Problem to work on>
Find every line below with the word "button" in it, and copy each one.

Listed records>

•••

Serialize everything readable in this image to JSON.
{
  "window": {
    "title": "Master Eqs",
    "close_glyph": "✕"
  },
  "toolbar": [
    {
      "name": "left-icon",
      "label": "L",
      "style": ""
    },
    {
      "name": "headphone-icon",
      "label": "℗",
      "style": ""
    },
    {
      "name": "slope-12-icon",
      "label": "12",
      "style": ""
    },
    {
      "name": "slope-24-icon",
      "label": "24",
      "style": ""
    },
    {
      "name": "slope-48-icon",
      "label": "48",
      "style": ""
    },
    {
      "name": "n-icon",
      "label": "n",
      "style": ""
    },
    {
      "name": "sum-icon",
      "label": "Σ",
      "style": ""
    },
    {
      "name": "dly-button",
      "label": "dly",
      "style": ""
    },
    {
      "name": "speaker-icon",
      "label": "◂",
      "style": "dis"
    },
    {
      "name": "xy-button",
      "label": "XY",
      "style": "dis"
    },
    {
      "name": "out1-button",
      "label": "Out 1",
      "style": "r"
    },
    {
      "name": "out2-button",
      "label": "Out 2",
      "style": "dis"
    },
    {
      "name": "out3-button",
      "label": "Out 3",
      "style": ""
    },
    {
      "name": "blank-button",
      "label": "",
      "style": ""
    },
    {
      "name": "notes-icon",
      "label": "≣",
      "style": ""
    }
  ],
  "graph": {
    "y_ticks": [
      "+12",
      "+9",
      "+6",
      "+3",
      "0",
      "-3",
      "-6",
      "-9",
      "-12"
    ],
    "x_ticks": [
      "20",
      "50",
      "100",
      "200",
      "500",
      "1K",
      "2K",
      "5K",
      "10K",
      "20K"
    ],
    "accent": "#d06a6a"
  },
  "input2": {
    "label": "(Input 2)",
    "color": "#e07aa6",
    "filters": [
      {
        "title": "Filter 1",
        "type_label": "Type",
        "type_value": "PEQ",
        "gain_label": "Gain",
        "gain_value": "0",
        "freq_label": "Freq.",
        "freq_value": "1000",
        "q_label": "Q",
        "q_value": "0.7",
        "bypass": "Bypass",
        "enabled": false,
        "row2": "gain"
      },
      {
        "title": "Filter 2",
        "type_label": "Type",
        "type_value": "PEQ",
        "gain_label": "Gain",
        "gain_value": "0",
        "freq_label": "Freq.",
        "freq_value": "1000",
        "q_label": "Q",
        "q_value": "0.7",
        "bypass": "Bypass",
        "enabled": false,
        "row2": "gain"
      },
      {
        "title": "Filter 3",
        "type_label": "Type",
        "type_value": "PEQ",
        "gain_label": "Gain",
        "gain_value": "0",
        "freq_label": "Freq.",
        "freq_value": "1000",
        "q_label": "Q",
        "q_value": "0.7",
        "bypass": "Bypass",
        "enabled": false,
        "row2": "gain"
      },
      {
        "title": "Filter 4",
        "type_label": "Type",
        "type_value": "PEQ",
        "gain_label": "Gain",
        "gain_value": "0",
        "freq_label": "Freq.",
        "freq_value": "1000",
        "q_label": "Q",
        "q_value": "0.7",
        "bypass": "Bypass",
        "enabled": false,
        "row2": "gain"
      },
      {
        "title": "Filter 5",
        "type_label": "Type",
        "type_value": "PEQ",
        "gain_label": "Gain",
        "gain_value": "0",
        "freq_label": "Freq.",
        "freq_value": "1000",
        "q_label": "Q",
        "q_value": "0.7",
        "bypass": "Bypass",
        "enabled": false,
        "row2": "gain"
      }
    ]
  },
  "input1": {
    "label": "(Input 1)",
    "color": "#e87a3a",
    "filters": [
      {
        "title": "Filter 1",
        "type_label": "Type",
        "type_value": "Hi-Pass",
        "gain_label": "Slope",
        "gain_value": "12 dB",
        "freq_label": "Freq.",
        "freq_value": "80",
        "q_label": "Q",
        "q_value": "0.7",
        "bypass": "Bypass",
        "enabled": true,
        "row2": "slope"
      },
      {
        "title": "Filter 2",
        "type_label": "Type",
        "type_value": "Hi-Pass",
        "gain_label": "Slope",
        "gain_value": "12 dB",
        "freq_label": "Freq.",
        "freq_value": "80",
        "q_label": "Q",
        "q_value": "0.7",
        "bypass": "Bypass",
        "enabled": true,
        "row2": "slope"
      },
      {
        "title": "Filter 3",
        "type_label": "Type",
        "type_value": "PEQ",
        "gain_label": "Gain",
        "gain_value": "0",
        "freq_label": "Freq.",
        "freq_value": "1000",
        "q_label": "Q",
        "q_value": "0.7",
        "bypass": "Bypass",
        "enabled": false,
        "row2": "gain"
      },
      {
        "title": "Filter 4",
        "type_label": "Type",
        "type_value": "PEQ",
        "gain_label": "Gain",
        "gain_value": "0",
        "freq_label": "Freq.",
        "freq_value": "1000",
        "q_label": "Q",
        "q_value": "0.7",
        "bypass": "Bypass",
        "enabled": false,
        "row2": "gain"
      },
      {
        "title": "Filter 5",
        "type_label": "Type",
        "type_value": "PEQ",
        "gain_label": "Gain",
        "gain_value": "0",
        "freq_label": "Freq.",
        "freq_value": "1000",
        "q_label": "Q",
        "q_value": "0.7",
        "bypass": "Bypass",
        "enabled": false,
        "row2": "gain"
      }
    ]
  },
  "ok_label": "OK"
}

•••

Finished exercise>
      "name": "dly-button",
      "name": "xy-button",
      "name": "out1-button",
      "name": "out2-button",
      "name": "out3-button",
      "name": "blank-button",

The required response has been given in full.